▶ [EXERCISE AIM]:
Please copy each line of the records below that holds the word "true".
[[ RECORDED DATA, beginning ]]
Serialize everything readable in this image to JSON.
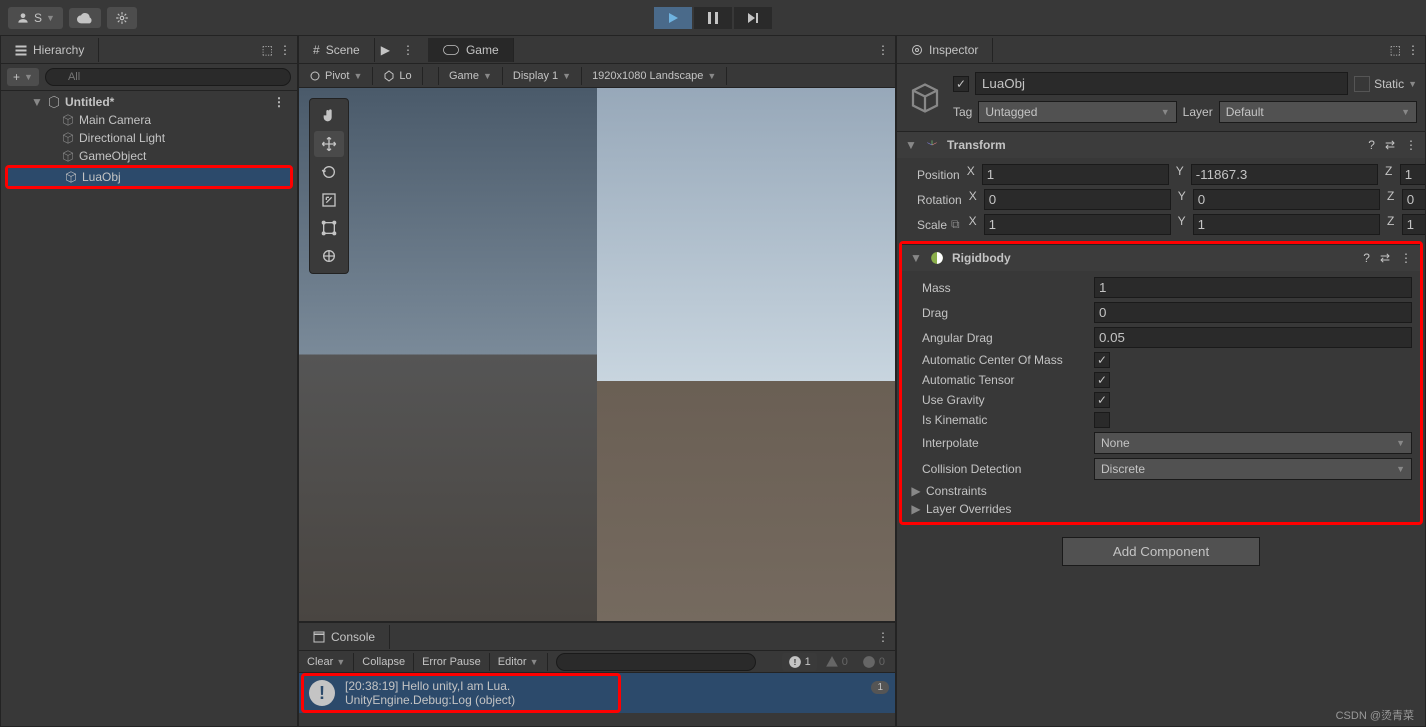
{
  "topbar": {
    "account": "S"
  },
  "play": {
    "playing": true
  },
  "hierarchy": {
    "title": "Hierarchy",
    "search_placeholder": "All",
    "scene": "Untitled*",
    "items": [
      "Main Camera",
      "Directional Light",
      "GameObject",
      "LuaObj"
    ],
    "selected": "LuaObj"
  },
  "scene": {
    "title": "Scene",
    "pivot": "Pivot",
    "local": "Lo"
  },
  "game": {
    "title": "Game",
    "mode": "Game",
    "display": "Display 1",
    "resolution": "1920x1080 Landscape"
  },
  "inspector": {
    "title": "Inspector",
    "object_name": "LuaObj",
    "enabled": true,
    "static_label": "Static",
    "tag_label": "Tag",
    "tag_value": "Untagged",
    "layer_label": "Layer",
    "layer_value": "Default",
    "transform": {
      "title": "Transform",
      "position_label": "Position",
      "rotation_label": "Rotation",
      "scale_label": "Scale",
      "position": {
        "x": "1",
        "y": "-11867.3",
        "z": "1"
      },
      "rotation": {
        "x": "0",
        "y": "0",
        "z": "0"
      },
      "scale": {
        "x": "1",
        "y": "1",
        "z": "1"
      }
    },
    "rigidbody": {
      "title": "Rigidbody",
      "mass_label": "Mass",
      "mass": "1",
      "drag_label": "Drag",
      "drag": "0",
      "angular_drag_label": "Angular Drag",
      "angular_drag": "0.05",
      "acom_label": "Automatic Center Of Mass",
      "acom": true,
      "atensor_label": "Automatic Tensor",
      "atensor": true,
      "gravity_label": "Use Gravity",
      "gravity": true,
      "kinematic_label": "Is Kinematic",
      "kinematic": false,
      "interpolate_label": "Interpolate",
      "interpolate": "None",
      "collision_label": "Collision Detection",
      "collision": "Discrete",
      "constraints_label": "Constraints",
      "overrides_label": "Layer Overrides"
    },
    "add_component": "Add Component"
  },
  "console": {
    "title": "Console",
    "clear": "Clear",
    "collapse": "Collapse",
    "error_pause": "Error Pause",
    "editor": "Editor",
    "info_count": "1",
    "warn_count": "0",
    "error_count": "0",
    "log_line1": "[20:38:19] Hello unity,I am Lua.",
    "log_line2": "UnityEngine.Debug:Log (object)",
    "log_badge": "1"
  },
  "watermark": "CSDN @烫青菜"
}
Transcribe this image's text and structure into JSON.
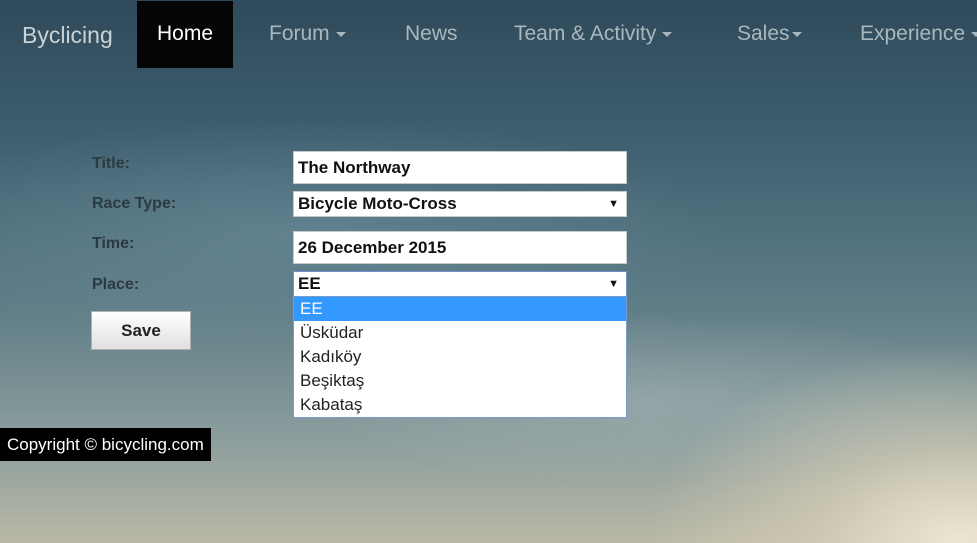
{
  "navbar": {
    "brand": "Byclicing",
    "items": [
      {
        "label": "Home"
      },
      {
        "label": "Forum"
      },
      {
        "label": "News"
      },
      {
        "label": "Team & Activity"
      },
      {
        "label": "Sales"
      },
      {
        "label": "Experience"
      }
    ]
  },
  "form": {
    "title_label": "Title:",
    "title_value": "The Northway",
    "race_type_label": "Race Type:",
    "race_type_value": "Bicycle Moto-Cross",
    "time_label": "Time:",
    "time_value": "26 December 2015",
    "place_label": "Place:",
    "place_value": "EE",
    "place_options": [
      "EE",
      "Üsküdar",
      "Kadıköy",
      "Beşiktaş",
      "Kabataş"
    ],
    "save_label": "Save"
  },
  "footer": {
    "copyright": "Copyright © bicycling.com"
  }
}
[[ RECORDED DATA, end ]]
▶ [RESPONSE TO THIS EXERCISE]:
    "playing": true
    "enabled": true,
      "acom": true,
      "atensor": true,
      "gravity": true,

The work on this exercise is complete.